Sign up ×
Stack Overflow is a question and answer site for professional and enthusiast programmers. It's 100% free.

I'm making a basic game in openGL with GLUT, and I've come across a small hitch.

When I attempt to draw an object from a class into my world, it gives everything a tint of colour which was last created with the function makeMaterial (see below).

Does anyone know how I could restrict these changes to being applied to the object only? I've tried push/pop, but it doesn't seem to limit anything. Additionally, if the last colour drawn is black, I see nothing at all, except for my snowman.

Here are the relevant code:

makeMaterial :-

makeMaterial( float r,float g,float b,float a,float s )  
    float color[4];  
    float white[4]; 
    GLfloat surfshine[1] ; 
    surfshine[0]=s*128.0 ; 
    glMaterialfv(GL_FRONT_AND_BACK, GL_AMBIENT,color);  
    glMaterialfv(GL_FRONT_AND_BACK, GL_DIFFUSE,color);  
    glMaterialfv(GL_FRONT_AND_BACK, GL_SPECULAR,white); 
    glMaterialfv(GL_FRONT_AND_BACK, GL_SHININESS,surfshine); 

makeMaterial in use :-

makeMaterial(0.05f,0.05f,0.05f,1.00f, 0.4f);

my draw function :-

void drawToScene(void) {    

    enemy.drawSnowman(350.0f,6.0f, 200.0f);;

share|improve this question

2 Answers 2

up vote 3 down vote accepted

If you really want to ensure you are restricting changes to a specific section, you should be able to use glPushAttrib(GL_LIGHTING_BIT) before you do your makeMaterial call, and glPopAttrib after your drawing of the object is done. The reference for glPushAttrib here shows what properties are push'd by each of the possible bits you can supply. I don't know that this is a particularly well regarded way to handle your state however.

A more general solution would be to make a call to makeMaterial with appropriate values before each set of drawing commands, i.e. assuming you have just one material for your snowman and one material for your world:

share|improve this answer
Wow! push and pop attrib worked great, couldn't try the second suggestion as each snowman feature varied. Thanks a lot. –  BlackBox Dec 14 '11 at 18:19

OpenGL behaves like a state machine when it comes to properties like current color, current material properties, current line width, etc.

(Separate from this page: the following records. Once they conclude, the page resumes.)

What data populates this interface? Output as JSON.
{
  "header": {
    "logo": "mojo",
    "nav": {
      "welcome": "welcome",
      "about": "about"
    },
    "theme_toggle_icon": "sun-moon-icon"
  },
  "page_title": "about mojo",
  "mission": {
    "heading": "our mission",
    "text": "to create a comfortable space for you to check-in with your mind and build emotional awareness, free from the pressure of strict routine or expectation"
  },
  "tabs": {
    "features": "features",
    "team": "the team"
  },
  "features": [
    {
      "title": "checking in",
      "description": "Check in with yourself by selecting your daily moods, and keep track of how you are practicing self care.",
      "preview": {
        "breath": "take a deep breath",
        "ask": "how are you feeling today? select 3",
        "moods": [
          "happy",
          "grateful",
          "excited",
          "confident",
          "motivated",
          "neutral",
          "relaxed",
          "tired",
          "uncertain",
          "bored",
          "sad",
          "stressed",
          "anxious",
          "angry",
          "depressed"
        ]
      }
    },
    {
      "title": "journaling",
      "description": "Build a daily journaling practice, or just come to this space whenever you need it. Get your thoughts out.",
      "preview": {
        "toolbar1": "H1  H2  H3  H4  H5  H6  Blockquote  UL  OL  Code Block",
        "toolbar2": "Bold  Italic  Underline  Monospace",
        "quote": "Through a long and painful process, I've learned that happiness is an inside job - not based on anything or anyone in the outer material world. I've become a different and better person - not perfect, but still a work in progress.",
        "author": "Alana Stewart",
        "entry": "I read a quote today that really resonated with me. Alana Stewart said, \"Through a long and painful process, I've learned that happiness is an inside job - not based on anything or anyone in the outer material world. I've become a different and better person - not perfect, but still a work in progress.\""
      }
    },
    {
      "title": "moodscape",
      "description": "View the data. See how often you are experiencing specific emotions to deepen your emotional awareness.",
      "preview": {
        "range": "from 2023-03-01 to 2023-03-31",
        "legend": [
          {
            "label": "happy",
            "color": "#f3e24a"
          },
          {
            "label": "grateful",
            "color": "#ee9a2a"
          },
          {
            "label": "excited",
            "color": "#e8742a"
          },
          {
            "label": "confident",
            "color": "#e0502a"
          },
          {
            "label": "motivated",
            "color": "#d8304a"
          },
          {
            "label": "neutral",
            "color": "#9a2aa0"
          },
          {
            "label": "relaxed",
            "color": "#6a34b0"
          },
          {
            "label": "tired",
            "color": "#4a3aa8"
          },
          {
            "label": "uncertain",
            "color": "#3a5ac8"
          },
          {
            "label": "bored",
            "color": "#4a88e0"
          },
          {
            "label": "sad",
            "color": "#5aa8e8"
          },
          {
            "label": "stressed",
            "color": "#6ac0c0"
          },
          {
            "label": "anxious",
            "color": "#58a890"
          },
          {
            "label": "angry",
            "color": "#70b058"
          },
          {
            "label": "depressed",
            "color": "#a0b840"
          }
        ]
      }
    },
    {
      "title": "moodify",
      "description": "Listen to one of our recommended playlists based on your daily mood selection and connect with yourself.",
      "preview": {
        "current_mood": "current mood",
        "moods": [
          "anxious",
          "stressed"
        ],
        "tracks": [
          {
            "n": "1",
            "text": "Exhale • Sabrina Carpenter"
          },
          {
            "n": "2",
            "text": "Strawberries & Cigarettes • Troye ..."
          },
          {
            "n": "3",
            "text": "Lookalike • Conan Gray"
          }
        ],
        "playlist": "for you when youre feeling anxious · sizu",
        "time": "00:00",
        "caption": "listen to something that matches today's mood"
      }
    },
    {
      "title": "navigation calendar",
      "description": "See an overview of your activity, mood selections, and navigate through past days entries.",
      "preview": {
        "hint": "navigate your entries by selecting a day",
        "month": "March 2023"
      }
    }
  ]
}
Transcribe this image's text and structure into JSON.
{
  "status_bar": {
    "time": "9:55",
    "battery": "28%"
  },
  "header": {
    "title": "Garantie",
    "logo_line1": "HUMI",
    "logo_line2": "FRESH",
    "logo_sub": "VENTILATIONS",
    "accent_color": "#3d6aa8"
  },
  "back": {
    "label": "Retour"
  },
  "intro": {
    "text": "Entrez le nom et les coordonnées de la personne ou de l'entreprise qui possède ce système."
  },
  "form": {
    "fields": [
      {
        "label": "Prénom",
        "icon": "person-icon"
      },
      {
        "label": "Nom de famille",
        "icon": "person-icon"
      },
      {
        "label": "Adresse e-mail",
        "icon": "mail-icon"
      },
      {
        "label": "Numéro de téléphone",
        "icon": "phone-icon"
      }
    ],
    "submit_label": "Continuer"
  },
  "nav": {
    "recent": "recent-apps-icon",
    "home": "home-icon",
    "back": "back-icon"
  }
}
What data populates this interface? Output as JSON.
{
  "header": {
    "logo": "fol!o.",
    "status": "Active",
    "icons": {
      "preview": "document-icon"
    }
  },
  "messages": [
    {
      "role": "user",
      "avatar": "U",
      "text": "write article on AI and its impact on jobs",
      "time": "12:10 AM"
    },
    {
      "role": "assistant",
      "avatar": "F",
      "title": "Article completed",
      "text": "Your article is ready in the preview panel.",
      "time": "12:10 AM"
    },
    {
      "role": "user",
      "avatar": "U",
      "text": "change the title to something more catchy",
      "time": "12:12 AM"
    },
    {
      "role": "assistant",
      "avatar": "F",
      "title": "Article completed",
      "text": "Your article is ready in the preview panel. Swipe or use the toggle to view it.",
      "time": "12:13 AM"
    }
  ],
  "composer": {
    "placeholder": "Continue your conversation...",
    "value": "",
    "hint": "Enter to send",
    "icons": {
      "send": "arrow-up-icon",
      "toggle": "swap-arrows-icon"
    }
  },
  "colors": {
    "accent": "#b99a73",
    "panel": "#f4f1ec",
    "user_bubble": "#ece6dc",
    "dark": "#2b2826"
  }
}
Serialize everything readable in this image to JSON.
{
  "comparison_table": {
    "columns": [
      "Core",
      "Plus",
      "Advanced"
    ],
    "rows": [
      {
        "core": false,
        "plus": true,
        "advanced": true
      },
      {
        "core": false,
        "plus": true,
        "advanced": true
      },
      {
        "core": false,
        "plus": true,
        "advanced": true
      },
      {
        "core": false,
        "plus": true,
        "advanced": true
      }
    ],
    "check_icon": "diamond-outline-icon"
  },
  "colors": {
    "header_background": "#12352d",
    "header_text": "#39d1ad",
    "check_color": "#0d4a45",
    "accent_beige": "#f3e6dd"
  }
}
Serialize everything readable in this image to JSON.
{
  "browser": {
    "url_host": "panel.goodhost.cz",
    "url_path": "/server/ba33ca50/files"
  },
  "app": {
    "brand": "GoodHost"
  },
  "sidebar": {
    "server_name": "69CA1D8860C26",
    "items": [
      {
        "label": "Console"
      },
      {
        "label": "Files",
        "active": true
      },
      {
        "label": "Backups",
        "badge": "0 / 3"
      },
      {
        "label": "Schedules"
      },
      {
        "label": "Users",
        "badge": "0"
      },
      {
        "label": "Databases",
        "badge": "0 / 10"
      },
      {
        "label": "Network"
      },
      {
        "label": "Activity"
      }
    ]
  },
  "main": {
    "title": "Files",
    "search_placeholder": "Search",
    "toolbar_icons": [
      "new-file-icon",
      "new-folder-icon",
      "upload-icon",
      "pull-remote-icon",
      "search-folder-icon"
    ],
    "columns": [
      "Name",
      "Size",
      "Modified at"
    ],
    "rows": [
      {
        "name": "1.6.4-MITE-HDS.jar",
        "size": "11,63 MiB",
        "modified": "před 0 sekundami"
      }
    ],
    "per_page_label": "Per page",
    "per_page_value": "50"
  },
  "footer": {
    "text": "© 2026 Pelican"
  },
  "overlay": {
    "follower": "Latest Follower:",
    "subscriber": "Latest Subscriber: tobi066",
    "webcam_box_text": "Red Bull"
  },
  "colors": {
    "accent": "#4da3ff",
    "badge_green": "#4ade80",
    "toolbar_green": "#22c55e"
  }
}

The values provided are preserved unless they are changed with calls to setter methods explicity.

A proper way to handle your problem would be to have all such properties, be properties of the object being drawn and call appropriate methods before rendering the objects.

share|improve this answer
Yeah ok, I realise openGL is a state machine, but I'm afraid I'm not following your suggestion. Could you elaborate please? It would be greatly appreciated, as I don't want to have to apply makeMaterial to the world aswell, as I can't get it to go to its original look. –  BlackBox Dec 14 '11 at 17:25

Your Answer


By posting your answer, you agree to the privacy policy and terms of service.

Not the answer you're looking for? Browse other questions tagged or ask your own question.